Relativity of Theories

I don’t know how many readers of this blog check in at The Corner, but one of the regular features there is the Derbyshire vs. the Papists melee. Over the last couple of days, another one of these broke out over the Pope’s comments about relativism. If you’re interested in following this sort of thing, see here and here and here and here and here and here and here and here and here and here. The latest entry is from our own Jim Manzi here and I think the whole business started with this piece on NRO from David Klinghoffer.

This is a bit of a hobby-horse of mine, but I’m only going to ride it briefly now. So:

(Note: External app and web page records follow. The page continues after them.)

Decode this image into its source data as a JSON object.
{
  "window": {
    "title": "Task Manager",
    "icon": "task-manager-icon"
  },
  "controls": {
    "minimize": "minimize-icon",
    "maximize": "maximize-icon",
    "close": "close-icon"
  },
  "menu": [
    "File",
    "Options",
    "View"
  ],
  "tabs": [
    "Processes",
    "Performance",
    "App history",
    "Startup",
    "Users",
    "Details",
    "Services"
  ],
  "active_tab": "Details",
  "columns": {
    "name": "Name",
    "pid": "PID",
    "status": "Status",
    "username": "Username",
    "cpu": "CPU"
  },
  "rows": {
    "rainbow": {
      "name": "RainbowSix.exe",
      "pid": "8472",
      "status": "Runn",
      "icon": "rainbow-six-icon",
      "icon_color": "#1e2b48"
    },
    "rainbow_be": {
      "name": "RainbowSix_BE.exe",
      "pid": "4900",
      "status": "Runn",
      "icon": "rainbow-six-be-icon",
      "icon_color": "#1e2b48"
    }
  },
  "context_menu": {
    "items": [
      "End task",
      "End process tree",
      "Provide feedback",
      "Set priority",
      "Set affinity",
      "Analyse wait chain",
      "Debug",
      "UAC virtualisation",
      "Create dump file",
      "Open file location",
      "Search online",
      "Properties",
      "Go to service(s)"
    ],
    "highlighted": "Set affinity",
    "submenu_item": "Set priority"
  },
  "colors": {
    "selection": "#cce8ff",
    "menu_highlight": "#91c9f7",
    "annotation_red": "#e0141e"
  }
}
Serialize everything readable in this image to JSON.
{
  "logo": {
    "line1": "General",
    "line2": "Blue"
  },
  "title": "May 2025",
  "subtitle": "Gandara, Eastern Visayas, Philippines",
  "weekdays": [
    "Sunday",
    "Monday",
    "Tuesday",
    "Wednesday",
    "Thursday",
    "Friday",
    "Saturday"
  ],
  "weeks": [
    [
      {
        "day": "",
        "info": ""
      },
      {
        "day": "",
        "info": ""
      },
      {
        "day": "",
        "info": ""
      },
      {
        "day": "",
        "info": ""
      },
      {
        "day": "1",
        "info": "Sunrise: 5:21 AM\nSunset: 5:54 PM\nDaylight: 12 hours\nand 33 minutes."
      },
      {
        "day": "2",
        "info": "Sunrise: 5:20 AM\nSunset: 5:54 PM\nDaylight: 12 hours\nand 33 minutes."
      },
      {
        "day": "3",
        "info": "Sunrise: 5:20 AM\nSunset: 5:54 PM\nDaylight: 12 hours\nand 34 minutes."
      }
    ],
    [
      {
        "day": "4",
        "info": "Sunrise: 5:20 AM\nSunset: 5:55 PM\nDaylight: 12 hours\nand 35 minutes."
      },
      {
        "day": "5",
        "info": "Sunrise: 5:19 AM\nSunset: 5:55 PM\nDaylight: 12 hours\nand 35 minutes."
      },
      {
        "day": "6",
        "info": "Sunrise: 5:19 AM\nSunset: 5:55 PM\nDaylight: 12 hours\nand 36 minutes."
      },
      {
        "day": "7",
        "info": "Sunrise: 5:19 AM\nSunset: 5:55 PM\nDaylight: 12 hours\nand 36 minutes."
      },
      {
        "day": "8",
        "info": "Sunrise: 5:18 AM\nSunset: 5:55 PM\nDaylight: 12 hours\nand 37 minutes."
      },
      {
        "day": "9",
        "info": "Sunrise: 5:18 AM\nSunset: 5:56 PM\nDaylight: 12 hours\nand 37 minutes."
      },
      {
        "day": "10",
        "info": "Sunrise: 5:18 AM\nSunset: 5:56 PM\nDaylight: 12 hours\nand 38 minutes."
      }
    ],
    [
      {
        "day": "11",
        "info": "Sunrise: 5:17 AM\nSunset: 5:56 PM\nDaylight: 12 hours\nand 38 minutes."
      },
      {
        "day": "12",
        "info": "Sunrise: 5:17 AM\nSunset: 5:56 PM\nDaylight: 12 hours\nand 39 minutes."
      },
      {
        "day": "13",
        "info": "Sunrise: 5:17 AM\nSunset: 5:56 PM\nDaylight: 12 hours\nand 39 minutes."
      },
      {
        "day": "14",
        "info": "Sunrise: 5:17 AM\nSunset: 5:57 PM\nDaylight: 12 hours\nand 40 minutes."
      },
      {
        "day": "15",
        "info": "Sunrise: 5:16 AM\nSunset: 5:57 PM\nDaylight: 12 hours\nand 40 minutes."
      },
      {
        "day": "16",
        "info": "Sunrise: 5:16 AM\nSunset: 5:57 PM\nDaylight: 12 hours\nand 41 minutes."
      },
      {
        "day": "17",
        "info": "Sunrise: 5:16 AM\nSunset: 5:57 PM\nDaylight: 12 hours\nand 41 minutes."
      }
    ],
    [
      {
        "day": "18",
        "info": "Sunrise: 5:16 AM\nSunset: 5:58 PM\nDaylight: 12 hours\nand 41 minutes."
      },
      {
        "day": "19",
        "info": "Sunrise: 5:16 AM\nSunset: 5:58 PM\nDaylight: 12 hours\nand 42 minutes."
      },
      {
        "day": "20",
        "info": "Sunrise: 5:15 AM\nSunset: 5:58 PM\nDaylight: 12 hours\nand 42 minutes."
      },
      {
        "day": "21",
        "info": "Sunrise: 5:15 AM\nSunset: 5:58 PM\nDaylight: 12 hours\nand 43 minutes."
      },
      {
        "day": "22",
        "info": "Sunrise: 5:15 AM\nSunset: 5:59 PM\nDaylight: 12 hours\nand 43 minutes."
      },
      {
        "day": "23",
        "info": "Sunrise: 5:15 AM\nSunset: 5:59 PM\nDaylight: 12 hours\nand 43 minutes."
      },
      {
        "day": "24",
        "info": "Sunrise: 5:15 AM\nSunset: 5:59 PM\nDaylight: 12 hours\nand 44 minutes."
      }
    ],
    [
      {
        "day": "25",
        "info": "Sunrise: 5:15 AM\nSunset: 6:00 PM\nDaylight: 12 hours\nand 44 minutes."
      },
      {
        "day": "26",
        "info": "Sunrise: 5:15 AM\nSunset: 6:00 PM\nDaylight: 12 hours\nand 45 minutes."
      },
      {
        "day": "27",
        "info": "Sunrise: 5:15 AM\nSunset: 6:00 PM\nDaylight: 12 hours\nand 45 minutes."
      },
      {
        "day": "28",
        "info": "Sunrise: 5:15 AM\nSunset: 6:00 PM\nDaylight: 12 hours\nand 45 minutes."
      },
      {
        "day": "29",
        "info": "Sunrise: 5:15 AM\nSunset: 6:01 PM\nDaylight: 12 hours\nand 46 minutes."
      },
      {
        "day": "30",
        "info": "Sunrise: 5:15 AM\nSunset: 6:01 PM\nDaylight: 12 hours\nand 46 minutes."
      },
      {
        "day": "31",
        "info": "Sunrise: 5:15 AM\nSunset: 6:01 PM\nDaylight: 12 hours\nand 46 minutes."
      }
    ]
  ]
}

1. Nothing about the assertion that religion is a psycho-social phenomenon as opposed to something with scientific truth value (that’s what I take to be Derb’s position) implies anything about whether or not there is some kind of universal moral law. I know Derb doubts the existence of God or the gods; I know, as well, that he finds human consciousness to be deeply mysterious, though he doubts this mystery has any religious implications; but I don’t know whether he thinks there’s some sort of universal moral law accessible through reason.

2. Nothing about the denial that there is a universal moral law implies that societies have no ethics. A moral law would presumably exist without a society. An ethic cannot. If there are ethics but not morals, but if the ethics of human societies are meaningfully constrained by human nature, then there may be a natural foundation for much of what we want, socially, from a universal moral law. This is, in fact, what the evolutionary psychologists are trying to argue. They may or may not be wrong on either the science or the philosophy – but that’s what they are up to. It seems to me that if Derb is going to be attacked for not engaging with the specifics of Catholic history and theology (indeed, for dismissing both cavalierly) then Klinghoffer among others deserve similar derision for not engaging with the quite serious arguments about ethics coming from the evol-psych crowd.

3. Regardless of the above, I’m not sure that Jim’s question is a telling one, because it’s just not obvious to me that philosophy has those kinds of consequences. I’m not convinced that anyone becomes a psychopath because of lack of faith, and while I would suspect that some forms of psychopathy go together with a lack of awareness of the reality of other minds, I’m not convinced that there’s a therapy for this condition, and I’m quite convinced that philosophy is not part of that therapy. Indeed, I think his question is backwards: the question is not why, if there is no moral law, we don’t all go on killing sprees. The question is: why, if there is no moral law, and if we know that Joe is biologically disposed to go on killing sprees, we don’t just kill Joe and avoid having to deal with the trouble he’s likely to pose for us down the road. That is where, I think, the Nazi analogies have some force – and where, I think, those who want to construct an entirely contingent (or relativist) set of ethics have some work to do. But, by the same token, there are a few other ideas – nationalism and militarism come to mind – that are probably more readily and directly implicated in the Nazi experiment than Darwin.

4. I continue to believe that both sides of the Darwin vs. Christianity battle are missing the most telling point. We should all agree that religious dogma has no bearing on the truth or falsity of a scientific theory. Heliocentrism is true; geocentrism is false. There is an enormous weight of evidence behind the theory of evolution by natural selection. There is going to be more and more evidence behind new theories about the workings of the human mind, and the interactions of the human genome and human personality. All religion can do is react to these discoveries and, as part of that reaction, caution us about drawing unwarranted conclusions (political, moral, what-have-you) from the evidence. But I don’t think that’s the end of the story, because I think science does have implications for the persuasiveness of specific religious doctrines, simply as a psychological matter. And I think evolution through natural selection is extremely uncongenial to the central Christian story about the nature of sin and evil in the world. Why? Because the Christian story has the entry of strife into the world come about as the result of human sin, whereas the core idea behind evolution by natural selection is that our existence – and the consciousness and ability to sin that comes with it – is a product of strife. Put bluntly: natural selection is not the mechanism that the Christian deity would use to create man in His image. Or, if it is, I’d like to see the explanation. I think that natural selection poses similar but less-acute problems for Judaism and Islam; it poses the fewest problems, I suspect, for Hinduism. Again: I’m not speaking of science refuting religion. I’m speaking of scientific results making certain core religious claims less persuasive. That should have implication for religious affiliation of the small group of people who have truly understood the scientific theories in question – which, in turn, will probably have some social implications. And those social implications should be of general interest, independent of the validity of either the science or the religion.